But drama ensued shortly after they had pleaded not guilty to the charges brought against them.
After the police lawyer, James Idachaba, mentioned appearances and it was the turn of the defence team to mention appearances, a group of lawyers led by one G.O. Bule, stood up.
Bule then told the court that he was there to represent the defendants.
But he was interjected by Sowore (the first defendant), who told the court that he never asked the lawyer to represent him.
He said they were to be represented by Femi Falana’s Chambers, and not G.O. Bule as claimed.
He wondered how a lawyer he had never engaged or come in contact with could barge into the court to represent him.
Sowore said the police prevented the five activists from using their mobile phones to notify their lawyers of their arraignment and charges.
The activist therefore urged the court not to recognise the lawyer.
Having sensed that his game was up, the lawyer quickly announced his withdrawal from the case but insisted on remaining in the court to observe the proceedings.
The magistrate, Mabel Segun-Bello, after she had listened to Sowore’s submission, ordered the police to avail the defendants an opportunity to use their mobile phones to call the lawyers of their choice.
She added that the charges filed against the activists were bailable offences and the provision of Section 36, Sub-Sections (a), (b) and (c) states that anybody charged with criminal offence must be given fair hearing and informed properly in the language they understand.
Also following the complaints by the defendants of the inhuman treatments meted out to them by the police where they were being held, the magistrate was compelled to call the Wuse Divisional Police Officer in an attempt to relocate them, so they could have access to medical treatments.
Meanwhile, all efforts to reach the DPO were not successful, so the magistrate ordered that they should be remanded at Kuje Correctional Centre.
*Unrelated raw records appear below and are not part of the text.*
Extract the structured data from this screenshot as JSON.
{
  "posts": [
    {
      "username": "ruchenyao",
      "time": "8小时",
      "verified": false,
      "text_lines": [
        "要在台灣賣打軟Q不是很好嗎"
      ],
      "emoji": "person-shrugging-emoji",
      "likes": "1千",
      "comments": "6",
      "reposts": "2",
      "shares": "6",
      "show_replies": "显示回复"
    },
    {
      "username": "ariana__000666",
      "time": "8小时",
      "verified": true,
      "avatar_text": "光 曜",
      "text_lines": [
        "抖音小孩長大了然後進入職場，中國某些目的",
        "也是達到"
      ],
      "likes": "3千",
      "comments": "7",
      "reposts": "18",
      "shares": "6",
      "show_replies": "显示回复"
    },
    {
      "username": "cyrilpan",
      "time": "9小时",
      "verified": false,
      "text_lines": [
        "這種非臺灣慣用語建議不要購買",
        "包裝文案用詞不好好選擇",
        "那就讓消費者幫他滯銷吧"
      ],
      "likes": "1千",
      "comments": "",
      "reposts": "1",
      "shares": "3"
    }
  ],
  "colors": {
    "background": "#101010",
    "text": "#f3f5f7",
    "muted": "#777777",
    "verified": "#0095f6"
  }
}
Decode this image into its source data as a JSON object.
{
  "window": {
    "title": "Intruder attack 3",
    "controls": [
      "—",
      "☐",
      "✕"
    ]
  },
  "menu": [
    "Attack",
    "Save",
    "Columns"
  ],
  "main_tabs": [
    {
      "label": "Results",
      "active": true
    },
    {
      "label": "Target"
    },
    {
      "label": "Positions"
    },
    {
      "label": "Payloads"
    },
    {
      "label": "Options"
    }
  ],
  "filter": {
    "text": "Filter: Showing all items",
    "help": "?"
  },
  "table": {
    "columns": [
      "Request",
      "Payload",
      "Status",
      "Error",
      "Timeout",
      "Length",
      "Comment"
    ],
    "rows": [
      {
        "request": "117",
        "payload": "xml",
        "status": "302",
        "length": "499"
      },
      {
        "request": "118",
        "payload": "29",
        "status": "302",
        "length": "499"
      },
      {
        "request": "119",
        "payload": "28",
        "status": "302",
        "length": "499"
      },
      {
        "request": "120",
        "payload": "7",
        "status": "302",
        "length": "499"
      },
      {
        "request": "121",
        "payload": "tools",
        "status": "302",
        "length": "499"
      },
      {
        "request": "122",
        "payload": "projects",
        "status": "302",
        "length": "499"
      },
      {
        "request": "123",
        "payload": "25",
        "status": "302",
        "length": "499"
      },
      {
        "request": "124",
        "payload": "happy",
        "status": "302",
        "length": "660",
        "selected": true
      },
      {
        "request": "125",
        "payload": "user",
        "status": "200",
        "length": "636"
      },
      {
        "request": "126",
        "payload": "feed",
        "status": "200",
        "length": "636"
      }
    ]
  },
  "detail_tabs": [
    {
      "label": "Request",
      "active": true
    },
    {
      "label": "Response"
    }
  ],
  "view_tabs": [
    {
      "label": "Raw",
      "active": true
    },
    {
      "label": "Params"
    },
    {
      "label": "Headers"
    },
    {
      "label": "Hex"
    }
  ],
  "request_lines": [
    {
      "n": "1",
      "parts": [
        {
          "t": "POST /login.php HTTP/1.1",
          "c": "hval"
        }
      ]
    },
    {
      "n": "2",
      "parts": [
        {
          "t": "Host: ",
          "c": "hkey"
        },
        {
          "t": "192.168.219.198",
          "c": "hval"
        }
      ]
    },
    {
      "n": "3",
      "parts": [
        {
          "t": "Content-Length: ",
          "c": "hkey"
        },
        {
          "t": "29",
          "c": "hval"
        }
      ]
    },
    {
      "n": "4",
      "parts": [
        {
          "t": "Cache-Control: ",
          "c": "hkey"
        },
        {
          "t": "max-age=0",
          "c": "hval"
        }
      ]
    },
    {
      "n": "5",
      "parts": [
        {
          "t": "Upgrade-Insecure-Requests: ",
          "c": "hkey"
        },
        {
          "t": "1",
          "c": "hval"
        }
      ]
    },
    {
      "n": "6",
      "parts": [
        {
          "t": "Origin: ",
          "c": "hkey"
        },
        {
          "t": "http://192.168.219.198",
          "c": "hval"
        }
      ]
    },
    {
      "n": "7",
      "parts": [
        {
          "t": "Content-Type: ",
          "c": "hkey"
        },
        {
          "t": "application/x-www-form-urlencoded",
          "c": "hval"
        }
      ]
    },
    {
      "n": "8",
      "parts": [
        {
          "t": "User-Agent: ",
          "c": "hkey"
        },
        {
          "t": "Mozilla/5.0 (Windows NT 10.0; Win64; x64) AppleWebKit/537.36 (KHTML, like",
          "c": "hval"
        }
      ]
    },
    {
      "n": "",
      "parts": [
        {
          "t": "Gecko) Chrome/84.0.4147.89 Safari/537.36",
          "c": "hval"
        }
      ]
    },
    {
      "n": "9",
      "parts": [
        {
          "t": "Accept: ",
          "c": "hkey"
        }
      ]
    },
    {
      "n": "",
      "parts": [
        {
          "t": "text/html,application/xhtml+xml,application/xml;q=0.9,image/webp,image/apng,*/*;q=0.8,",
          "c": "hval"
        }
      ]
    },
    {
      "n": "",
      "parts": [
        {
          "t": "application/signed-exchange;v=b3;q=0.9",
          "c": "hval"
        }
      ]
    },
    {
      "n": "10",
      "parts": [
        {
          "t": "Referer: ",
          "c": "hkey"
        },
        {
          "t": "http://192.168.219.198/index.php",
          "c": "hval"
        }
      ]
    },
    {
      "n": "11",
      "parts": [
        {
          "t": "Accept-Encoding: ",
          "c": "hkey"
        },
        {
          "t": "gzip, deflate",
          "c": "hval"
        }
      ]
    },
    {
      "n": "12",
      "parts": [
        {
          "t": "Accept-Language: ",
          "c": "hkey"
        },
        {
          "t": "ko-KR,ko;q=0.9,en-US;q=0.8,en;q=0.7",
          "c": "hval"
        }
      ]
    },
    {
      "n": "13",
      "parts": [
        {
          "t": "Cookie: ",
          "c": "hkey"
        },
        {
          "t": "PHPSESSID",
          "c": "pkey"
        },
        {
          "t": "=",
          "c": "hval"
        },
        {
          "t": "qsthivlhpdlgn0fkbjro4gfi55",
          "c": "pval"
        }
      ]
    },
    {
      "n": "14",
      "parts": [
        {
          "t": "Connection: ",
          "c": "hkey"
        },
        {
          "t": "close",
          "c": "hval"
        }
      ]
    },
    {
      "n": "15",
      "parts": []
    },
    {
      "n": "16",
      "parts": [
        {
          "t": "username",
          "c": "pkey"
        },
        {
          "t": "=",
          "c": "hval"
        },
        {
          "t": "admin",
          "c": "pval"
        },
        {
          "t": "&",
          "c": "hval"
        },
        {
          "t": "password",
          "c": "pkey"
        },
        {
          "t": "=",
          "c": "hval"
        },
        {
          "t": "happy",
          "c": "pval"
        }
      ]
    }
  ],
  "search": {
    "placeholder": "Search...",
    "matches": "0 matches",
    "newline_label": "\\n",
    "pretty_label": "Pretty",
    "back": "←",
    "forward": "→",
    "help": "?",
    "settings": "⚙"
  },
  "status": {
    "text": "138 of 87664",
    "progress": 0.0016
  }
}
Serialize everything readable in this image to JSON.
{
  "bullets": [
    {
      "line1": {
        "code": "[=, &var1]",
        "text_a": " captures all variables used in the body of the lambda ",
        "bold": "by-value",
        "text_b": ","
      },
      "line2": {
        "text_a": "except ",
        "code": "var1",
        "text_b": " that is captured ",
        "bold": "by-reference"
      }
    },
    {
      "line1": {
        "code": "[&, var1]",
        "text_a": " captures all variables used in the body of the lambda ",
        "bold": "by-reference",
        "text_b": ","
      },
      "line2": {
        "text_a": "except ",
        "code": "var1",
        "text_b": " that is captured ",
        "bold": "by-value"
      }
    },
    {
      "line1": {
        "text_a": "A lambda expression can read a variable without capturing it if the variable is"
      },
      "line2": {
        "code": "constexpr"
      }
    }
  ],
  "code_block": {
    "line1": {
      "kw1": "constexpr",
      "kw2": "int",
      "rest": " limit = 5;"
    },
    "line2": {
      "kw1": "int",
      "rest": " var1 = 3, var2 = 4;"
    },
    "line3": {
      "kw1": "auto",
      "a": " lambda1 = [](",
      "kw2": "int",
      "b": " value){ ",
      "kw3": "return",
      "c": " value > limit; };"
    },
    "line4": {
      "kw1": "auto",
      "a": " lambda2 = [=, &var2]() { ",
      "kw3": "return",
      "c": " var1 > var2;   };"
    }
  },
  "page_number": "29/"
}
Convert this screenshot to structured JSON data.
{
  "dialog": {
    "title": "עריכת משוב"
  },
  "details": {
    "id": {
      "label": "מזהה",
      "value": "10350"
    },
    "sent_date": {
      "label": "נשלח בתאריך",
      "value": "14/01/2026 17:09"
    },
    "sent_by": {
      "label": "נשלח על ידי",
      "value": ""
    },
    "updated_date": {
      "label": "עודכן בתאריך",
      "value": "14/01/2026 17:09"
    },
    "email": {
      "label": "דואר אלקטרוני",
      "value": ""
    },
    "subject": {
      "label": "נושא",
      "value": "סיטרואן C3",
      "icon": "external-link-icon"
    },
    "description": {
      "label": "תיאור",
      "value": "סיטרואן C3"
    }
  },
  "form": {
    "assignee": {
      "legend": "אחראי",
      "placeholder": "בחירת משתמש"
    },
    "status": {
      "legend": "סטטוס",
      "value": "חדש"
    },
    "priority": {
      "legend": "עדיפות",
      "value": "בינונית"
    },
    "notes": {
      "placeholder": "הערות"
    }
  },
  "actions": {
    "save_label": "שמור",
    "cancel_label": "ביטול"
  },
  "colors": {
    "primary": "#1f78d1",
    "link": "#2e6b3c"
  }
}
Their lawyer, Marshal Abubakar, had told the court to allow his clients to be kept in the hospital till Tuesday to enable them to have access to medical treatment but the prayer was declined by the magistrate.